These click vinyl as they are known, are generally much thicker than the cushion vinyl counterparts (usually 5mm) and as such are more resistant to scratches, high temperatures and are overall a better solution for demanding applications such as hospitals, gyms, etc...

Now let's move on to laminate flooring.

Our pick for a great balance between price, durability, ease of maintenance and a genuine wood finish that's indistibuishable from the hardwood counterparts.

Laminates have been around for quite a while and have undergone several technlogical advances over the years that keep it a very relevant and sught after flooring material.

So let's throw in another technical term now, AC ratings and Service Class.

These two terms are interchangable and depending on the supplier will most likely find it's way into your new box of flooring.
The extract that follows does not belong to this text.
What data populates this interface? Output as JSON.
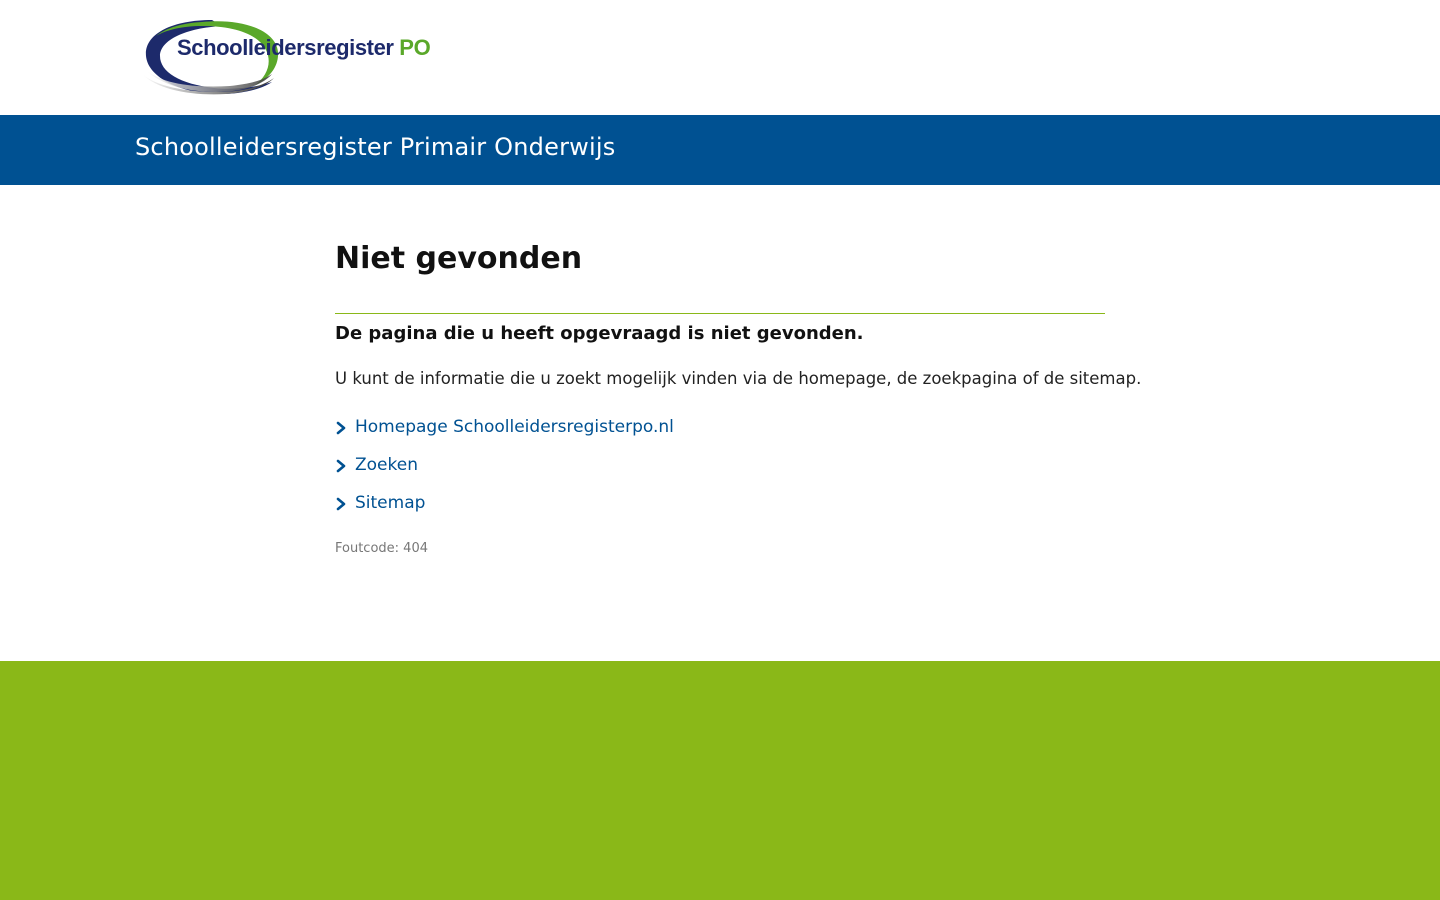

AC rating or Abbrasion Criteria determintes the resistance of a material to, as it's name suggests, any surface damage, chipping, peeling or errosion.

As a general rule follow this chart to determine the right AC rating for you.

AC 1 Residential, Moderate Traffic: Suitable for bedrooms or guest rooms
AC 2 Residential, General Traffic: Suitable for living rooms or dining rooms
AC 3 Residential, Heavy Traffic: Suitable for all areas
AC 4 Commercial, Moderate Traffic: Hotel rooms, small office
AC 5 Commercial, General Traffic: Office, boutique, café

Now, in the industry we usually advice againt anything under an AC4 rating as it has become the industry standard for quality flooring.

The main benefits of laminate flooring originate from the material used, wood.

Theres just something about wood, as parquet lovers could testify. It looks beautiful, brings warmth to the house, smells great (weird I know, but true) and performs great.

In contrast to parquet flooring however, is that laminates are much more resistant to scratches, water, warping and expansions. In addition you don't have to worry nearly as much about maintenance. There's no waxing, varnishing or sanding ever required.

The main disadvanted being a poor resistance to water, something which major flooring companies are now solving with advanced hydrophobic (repels water) technologies that allow laminates to be almost as waterproof as vinyl floors and ceramic tiles.

In fact Quick-Step has patented it's hydroseal tech that makes it's Eligna, Impressive, Classic and Largo floors an ideal option for bathrooms and kitchens.

Now, emphasys on the "almost as waterproof" as a vinyl still performs better in wet areas, it's simply a matter of material, and the installation of the laminates play a bit part in the final water resistance of your new floor.

What about the bumps? Some of you out there who have had the displeasure of experiencing the appearance of mount Kilimanjaro in your living room, may ask..

Well, it does happen, but that's generally always the result of a botched installation. See laminates are wood, a living, breathing material that reacts to the ambient temperatures and humidity. That means if it gets humid all of a sudden, the floor will absorb some of that moisture and expand a little (now it's important to stress that this expansion is not noticable at all). The problem comes when no allowance is given and the floor has no opther option but to expand upwards.

This effect is notible in a majority of materials including tiles, hence the use of spacers when placing tiles...


Above ^ (Quick-Step Eligna-Wide laminate flooring) Installed at Lordship Africa showroom along Ngong Road, Nairobi.

Okay, let's stop for a second and allow all this information to settle. I know, it's been a long one.....